The monks say they will not accept any salary as members of parliament, they will not live in government-provided accommodation nor will they travel with bodyguards in tow, a familiar sight in strife-torn Sri Lanka.
Their mission, they insist, is to use political power to restore Sri Lanka to its pristine Buddhist glory like the way it existed over 2,500 years ago.
“We formed our party to protect our country and Buddhism from a crop of corrupt politicians,” says Jackson Weeratunga, a spokesman for National Heritage Party, formed by Buddhist monks only two months ago.
Despite the short time at its disposal, the Hela Urumaya, as the party is popularly known, garnered over 500,000 votes and won nine valuable seats in Friday’s elections after an intense campaign in which the main villains were the island’s politicians, Catholic conversions and the open market economy.
As if to project an image that it is not a communal party, the Hela Urumaya says it is ready to join forces with the country’s Hindu minority to take on Catholics who it says are engaged in “unethical conversions” of poor Buddhists and Hindus.
“America is using unethical conversions to Americanise our society,” says Damma Kusala, 65, who was a successful businessman until he gave it up all to be ordained as a monk a year ago and is now an active member of Hela Urumaya.
“Our economy is in doldrums, cheap products are imported. Our culture is under attack,” Kusala added.
Although all the nine party members elected this time – of the about 190 who contested – are all monks, it is attracting a large number of passionate Buddhists who seem to think that Sri Lanka’s numerous problems will be washed away if only the monks were to take power.
Spokesman Weeratunga, 64, is one of them. A marine engineer who speaks excellent Hindi besides Sinhalese and English, he was attracted to Hela Urumaya almost the moment it was formed.
“Our traditional politicians have failed Buddhists in this country,” he said, speaking at the temporary headquarters of the party located in a house owned by an Indian national.
“We should have been a rich and prosperous country. Instead, our national debt is more than what we earn. We are very, very annoyed the way the country is being run. We want to change all that,” Weeratunga maintained.
The Hela Urumaya’s monks went from village to village, from street to street, and from one town to another, seeking votes. They went everywhere, even to Jaffna, to spread what they said was the Buddha’s way of life. In return, they got nine seats.
An overwhelmingly Buddhist country located at the foot of India, Sri Lanka is home to some 40,000 monks – people who are expected to give up the material world and live like ascetics, thinking and spreading religious values. But many of them have repeatedly taken to the streets over the years, mostly on political issues.
When President Chandrika Kumaratunga called snap elections in February, several monks got together to hurriedly form a party to take on corrupt politicians and to put an end to what they say is the political hegemony in Sri Lanka of Roman Catholics.
One monk told IANS that there was no ethnic problem in Sri Lanka. “Ethnic problem?
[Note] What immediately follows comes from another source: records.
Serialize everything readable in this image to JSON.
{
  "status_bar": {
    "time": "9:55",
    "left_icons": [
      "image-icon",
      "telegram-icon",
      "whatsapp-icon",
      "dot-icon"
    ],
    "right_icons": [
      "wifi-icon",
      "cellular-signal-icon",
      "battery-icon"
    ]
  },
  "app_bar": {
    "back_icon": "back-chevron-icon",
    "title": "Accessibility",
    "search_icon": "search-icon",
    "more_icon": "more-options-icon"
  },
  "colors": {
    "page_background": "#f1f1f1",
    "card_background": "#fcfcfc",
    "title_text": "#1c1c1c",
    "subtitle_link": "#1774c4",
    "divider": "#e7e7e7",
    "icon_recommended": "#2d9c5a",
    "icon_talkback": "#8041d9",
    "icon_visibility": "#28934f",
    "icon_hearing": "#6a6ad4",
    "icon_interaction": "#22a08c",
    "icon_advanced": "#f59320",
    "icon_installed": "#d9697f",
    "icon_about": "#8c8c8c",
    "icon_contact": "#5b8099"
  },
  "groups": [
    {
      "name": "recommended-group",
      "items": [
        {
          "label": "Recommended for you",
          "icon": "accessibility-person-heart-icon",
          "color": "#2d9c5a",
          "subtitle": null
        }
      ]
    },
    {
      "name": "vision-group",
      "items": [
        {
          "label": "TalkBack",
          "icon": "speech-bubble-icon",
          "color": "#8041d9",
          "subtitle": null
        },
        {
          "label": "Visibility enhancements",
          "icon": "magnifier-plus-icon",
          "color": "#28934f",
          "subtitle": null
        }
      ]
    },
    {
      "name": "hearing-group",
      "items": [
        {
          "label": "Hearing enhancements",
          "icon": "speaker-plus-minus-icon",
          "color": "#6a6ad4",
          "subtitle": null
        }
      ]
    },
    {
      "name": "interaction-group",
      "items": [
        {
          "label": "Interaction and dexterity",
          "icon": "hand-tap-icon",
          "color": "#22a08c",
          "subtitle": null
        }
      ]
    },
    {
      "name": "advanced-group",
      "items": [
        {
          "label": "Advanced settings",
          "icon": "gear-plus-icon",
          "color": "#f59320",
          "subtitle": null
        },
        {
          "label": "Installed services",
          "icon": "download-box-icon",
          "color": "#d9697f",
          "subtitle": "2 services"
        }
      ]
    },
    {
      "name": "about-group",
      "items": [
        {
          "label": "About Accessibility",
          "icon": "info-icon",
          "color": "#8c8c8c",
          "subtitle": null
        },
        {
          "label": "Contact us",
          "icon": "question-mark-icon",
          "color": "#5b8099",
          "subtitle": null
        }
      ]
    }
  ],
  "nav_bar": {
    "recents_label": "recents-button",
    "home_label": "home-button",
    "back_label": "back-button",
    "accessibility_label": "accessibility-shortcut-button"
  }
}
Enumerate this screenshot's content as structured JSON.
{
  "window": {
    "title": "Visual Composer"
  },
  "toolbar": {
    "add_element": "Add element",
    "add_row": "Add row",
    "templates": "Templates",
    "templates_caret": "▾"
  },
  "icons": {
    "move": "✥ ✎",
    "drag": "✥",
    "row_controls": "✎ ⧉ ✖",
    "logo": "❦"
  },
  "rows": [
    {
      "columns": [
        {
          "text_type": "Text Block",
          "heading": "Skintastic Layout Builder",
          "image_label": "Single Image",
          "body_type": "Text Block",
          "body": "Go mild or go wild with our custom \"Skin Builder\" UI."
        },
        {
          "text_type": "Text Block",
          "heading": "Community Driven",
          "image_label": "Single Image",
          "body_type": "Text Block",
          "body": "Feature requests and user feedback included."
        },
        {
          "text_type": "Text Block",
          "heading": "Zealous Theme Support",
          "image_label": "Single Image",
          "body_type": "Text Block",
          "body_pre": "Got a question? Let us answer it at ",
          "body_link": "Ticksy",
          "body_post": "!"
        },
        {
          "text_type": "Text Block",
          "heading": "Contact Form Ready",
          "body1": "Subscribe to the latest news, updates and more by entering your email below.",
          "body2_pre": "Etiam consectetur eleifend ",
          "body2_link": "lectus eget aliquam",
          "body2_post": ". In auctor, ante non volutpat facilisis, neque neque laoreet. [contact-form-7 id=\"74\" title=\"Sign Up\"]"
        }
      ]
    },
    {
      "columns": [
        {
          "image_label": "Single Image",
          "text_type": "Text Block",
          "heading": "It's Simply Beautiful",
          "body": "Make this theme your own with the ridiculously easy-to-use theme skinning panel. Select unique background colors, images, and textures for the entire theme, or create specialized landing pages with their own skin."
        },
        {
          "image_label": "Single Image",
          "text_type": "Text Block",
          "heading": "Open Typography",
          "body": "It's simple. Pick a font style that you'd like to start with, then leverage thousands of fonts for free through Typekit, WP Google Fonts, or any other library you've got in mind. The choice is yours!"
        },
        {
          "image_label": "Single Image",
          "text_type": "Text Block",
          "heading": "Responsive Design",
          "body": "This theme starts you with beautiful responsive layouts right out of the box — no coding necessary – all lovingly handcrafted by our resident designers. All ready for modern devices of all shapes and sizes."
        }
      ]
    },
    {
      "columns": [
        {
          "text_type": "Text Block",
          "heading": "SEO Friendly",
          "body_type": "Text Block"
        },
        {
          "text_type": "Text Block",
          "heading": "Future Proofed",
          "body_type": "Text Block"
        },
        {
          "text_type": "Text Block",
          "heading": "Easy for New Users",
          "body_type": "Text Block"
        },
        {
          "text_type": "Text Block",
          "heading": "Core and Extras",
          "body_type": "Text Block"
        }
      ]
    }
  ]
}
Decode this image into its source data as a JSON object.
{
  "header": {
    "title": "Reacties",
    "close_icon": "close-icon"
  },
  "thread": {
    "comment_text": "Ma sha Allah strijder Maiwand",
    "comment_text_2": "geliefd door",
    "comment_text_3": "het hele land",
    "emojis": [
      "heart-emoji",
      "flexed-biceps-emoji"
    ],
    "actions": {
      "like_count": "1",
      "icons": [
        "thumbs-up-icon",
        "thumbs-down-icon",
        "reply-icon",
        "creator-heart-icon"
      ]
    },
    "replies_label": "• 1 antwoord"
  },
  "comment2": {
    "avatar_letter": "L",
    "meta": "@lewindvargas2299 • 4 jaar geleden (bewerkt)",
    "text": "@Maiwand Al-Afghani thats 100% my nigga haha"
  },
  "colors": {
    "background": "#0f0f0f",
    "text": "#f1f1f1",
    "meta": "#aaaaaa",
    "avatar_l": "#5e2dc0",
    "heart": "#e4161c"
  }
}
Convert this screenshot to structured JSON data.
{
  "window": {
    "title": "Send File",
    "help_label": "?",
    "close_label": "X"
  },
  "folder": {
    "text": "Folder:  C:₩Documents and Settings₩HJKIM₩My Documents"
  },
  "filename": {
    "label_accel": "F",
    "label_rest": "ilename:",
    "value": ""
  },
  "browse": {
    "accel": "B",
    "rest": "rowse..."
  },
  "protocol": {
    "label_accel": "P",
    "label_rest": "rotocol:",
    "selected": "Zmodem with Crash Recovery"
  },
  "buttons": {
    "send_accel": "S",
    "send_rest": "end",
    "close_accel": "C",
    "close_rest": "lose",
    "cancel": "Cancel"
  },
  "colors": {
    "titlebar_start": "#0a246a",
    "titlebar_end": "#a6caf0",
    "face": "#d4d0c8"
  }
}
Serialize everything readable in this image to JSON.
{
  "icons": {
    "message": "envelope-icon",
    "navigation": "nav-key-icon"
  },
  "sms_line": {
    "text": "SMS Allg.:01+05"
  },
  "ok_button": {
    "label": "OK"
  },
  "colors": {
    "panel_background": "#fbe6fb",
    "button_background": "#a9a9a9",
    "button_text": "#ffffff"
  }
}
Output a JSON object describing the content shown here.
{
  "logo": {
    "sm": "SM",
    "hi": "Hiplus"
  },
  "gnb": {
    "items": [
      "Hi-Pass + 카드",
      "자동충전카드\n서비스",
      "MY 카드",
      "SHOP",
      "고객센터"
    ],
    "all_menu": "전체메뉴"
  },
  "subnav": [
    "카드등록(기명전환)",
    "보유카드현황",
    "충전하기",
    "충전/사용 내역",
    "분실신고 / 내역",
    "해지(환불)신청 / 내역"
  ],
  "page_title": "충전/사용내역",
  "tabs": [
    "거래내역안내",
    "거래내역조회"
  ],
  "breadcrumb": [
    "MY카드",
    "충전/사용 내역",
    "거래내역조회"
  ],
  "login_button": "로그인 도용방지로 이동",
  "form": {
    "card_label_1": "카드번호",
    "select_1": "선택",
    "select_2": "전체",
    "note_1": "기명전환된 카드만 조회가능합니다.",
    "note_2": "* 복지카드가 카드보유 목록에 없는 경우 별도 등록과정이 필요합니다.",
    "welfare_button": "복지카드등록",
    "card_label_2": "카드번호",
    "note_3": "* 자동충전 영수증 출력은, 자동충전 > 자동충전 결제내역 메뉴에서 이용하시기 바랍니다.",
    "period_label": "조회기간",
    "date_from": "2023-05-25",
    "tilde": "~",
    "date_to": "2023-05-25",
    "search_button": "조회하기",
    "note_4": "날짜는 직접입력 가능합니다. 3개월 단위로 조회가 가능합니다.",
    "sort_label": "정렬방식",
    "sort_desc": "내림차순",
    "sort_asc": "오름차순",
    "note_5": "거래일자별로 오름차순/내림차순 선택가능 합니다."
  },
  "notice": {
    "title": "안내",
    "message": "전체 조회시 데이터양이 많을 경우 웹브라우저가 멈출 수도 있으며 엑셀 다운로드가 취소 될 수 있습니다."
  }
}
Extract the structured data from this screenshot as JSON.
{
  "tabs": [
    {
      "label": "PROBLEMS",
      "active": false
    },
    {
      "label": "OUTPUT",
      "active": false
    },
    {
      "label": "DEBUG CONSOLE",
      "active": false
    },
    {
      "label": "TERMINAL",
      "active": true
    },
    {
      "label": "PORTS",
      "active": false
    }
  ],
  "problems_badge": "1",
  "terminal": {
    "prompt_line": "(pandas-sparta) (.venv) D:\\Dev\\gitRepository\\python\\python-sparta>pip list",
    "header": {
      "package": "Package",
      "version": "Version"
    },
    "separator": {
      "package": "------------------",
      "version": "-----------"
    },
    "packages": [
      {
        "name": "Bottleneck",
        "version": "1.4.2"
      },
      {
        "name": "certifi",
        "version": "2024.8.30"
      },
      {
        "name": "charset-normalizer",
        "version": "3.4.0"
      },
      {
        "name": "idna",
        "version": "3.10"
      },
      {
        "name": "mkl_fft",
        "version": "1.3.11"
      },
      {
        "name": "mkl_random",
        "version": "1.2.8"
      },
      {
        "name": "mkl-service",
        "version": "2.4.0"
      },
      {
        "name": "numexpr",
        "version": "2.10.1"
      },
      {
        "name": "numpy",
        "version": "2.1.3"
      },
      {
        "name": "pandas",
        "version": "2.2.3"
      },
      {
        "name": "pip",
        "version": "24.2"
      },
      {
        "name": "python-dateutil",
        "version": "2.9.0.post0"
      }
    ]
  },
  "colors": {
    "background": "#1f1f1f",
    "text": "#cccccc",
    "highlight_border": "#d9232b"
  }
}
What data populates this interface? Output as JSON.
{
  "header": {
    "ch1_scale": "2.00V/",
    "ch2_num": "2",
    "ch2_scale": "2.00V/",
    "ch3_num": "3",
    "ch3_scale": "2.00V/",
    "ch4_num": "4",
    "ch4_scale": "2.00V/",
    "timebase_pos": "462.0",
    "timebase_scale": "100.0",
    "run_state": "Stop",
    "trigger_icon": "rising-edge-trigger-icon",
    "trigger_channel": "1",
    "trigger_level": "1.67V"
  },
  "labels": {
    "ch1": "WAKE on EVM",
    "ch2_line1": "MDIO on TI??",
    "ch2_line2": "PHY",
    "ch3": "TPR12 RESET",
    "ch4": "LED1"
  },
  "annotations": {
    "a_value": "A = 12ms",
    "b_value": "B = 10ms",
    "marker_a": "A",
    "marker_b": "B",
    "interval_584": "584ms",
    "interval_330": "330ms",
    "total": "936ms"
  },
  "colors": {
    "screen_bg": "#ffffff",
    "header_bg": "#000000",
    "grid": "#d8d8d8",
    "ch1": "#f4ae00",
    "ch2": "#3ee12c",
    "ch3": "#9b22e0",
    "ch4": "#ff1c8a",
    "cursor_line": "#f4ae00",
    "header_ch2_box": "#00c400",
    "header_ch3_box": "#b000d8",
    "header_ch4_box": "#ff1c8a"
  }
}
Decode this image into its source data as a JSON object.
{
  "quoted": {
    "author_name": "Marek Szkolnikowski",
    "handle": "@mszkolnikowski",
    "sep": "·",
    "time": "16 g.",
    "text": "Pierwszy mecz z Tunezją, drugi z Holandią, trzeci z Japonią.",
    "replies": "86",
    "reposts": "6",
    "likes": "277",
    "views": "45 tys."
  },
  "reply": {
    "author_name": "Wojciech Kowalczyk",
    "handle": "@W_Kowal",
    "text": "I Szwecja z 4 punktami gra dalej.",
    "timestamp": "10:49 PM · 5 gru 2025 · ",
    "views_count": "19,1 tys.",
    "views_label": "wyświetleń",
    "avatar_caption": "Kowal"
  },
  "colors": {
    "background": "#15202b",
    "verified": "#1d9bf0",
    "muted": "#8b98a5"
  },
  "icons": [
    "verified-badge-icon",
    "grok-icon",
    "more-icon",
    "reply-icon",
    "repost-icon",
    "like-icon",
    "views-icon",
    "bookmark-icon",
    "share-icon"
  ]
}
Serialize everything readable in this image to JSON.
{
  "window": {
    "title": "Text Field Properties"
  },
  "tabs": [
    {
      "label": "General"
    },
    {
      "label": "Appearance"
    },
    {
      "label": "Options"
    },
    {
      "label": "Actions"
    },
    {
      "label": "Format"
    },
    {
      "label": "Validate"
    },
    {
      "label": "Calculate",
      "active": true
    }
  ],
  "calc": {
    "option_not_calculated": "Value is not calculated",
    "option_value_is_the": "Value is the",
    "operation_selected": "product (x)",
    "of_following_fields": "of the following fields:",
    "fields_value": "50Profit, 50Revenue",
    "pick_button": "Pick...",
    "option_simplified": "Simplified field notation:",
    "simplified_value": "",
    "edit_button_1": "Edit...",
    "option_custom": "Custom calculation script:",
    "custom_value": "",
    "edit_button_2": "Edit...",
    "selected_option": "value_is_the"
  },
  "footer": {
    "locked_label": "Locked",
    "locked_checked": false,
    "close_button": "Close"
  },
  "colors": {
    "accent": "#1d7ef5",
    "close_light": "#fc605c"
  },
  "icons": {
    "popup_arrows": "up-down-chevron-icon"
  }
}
What ethnic problem?” quizzed the middle aged monk. “Look at Colombo. Thousands of Tamils, both Hindus and Christians, live here among Sinhalese Buddhists. Do they have a problem? If they don’t have, what is the problem?”
Explained monk Damma Kusala: “We will not accept any post. Our intention is to put into place a Buddhist constitution and establish a ‘dharma rajya’ (kingdom of justice). We will not accept any salary, or vehicles or
bodyguards that the government may provide. We will ask the government to credit our salaries to a fund set up for charity.”
But will not the power of parliament corrupt even the monks? “No way,” said an elderly monk, speaking in halting English. “The doctor treats so many patients but he doesn’t contact any disease. The same is true of us. We are here to correct the system. Nothing will happen to us.”
© Copyright 2004 IANS India Private Limited, New Delhi. This article was published on April 5, 2004, by Indo-Asian News Service. Posted on Religioscope with permission.